Thank you for observing and evenmeasuring the obvious. The first andobvious task that must be undertaken by the state is to ensure every child getseducated as far as they are reasonably able. Fiat currency management lets you do this.
A step beyond this is to providecredit for all levels of society starting from the lowest echelon. The trickle up impact is huge and swift.
The reverse has never properlybeen made to work. Latin America and
Africa have made a science of all that. The Muslim world is only now beginning toshow signs of understanding.
Once Castroism ends,
willswiftly become the single richest country in the Latin sphere, because he dideverything else right except let go. Cuba
The greatest folly of the Westhas been to supply money to governing elites. They inevitably buy the appropriate Swiss bank account and no credit isestablished at all. Yet we keep doing itover and over again.
A far better plan is simply goand pay school fees through high school everywhere aid is needed and ensurethat the curriculum content meets western standards. Parents simply apply, vouchers are issued andschools bring in the vouchers to the aid office to acquire the cash. It would be pretty hard to make this acorrupt process and you can count on religious organizations to provide bootson the ground.
The other great lesson here isthat one must empower the poor in every way possible. Their rising strength will raise all boats.
Tracing families’ escape from poverty
Economist’s study shows how the poor in developing countries becomewealthier.
Peter Dizikes, MIT News Office
January 11, 2011
Robert Townsend, the Elizabeth and James Killian Professor of Economicsat MIT.
January 10, 2011
For all the detailed tools developed to study finance in past decades,relatively few scholars have brought those methods to bear on a pressing socialquestion: How do poor people manage their finances?
Now, a long-term study of the poor in small villages in

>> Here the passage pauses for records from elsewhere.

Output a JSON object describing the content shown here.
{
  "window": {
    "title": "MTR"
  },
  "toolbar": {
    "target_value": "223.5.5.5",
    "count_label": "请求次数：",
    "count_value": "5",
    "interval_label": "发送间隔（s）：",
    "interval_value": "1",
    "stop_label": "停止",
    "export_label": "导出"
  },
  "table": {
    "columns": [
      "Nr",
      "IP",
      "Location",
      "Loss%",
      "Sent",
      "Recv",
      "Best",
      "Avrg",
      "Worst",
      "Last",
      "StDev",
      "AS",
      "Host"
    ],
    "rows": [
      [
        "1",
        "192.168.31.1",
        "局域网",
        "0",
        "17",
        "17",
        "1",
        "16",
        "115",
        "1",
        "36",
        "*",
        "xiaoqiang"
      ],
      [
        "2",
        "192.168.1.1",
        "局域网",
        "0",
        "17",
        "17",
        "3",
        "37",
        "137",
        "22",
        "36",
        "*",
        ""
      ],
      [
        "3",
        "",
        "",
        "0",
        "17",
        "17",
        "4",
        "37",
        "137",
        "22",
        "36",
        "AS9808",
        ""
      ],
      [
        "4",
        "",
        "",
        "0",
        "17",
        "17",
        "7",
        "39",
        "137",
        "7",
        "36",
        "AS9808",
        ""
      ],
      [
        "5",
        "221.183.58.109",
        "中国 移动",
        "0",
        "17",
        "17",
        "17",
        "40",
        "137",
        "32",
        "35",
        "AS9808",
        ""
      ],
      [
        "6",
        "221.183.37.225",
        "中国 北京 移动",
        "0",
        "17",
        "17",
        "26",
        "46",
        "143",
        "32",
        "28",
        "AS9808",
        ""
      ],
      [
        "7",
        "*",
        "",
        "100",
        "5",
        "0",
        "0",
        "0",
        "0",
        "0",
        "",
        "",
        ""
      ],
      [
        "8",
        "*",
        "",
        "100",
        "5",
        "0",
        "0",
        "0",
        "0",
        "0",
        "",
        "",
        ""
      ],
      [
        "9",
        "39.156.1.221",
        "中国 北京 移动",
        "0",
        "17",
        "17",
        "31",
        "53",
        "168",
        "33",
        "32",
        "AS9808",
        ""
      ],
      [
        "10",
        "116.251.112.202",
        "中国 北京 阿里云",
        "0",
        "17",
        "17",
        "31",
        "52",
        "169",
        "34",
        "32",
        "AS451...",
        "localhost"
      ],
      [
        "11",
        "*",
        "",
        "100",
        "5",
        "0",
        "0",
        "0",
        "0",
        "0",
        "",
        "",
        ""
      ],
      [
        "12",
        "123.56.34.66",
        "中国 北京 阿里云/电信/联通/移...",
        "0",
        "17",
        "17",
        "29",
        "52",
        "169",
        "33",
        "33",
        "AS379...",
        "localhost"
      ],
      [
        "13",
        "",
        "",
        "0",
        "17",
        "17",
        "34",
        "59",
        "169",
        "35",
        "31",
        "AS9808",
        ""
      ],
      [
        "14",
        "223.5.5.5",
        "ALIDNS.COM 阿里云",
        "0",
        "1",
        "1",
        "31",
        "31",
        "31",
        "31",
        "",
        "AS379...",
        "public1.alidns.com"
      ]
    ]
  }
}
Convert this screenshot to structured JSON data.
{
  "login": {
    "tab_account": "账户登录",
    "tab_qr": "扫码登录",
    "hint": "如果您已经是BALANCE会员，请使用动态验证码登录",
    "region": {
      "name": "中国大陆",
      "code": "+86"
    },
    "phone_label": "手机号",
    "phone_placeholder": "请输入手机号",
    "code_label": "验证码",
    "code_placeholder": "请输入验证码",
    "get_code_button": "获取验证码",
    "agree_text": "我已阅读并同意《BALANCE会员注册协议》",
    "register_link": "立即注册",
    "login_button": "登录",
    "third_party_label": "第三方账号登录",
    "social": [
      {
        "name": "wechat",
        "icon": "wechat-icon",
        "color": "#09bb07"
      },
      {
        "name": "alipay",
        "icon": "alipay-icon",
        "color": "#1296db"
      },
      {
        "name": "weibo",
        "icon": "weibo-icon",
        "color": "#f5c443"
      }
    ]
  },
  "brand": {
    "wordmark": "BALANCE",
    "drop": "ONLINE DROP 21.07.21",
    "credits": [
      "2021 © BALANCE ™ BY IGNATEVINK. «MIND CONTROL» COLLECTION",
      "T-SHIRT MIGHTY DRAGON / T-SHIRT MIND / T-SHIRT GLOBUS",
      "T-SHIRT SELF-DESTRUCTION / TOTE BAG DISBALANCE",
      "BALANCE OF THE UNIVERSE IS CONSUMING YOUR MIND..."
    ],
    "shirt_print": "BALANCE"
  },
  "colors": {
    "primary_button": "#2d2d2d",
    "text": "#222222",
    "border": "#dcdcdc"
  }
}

The study, based on a unique set of data collected under the direction of MITeconomist Robert M. Townsend, shows that among rural households, 43 percentrealized significant and lasting gains in net worth over a seven-year period,and that 81 percent of that wealth accumulation was due to savings of income,as opposed to gifts or remittances, that is, contributions the family did notearn.
“There is not a poverty trap in these Thai villages,” says Townsend, theElizabeth and James Killian Professor of Economics at MIT. “There arestrategies people can pursue to increase their relative wealth.”
The findings are summarized in a new working paper, “Wealth Accumulation andFactors Accounting for Success,” written by Townsend and Anan Pawasutipaisit of
The Thai villagers in the survey tend to be farmers, fishermen, laborers or runsmall businesses. Households that do get ahead have some generally sharedcharacteristics. The heads of households tend to be younger than in thefamilies that do not increase their worth. Additionally, gains in wealthcorrelate specifically to the highest level of education obtained by a familymember, and not the family’s median educational level, as Townsend notes.
“It’s not the average wisdom of household members pulled together,” saysTownsend. Rather, he notes, “It’s suggestive that it is the ability or talentof one individual” that can change a family’s entire economic trajectory.
Moreover, the data show financial success to be a persistent feature of certainhouseholds, meaning it is not the case that “successful entrepreneurs are thosethat simply get lucky” due to one good crop or fish harvest, as Townsend andPawasutipaisit write in the paper. But new ventures are sometimes behind theaccrual of wealth. In one survey village, the household with the highest annualrate of return on assets (17 percent) was headed by a corn farmer whose wifeinsisted that they try raising dairy cows instead, sensing that owninglivestock would be more profitable in their area; the idea came in part after amilk cooperative sent workers to educate villagers about cows.
“This work really lifts the veil on the lives of low-income people that hadbeen hidden, largely because we don’t usually collect data with thisfrequency,” says Jonathan Morduch, a professor of public policy and finance atNew York University. “Once you do that, you see that people are not passivelyaccepting their fates. We see a lot of consumption smoothing — people’s incomesare going up and down, but they’re borrowing, saving, insuring with each otherand reducing risk in an informal way. People are actively seizingopportunities. That’s exciting and important to know.”
Townsend has also summarized some of his research in a 2010book, Households as Corporate Firms (
How do small gains feed a large economy?
In turn, another area of ongoing research for Townsend and his colleagues isthe attempt to take the microeconomic data from individual households andvillages, and use it to flesh out the macroeconomic analysis of
“It’s easy to think of
The financial activities of people in the more rural areas of
“And then that money becomes somebody else’s loan,” says Townsend. “In the
Some funding for the research was provided by the John Templeton Foundation,the Bill & Melinda Gates Foundation, and the National Institute of ChildHealth and Human Development.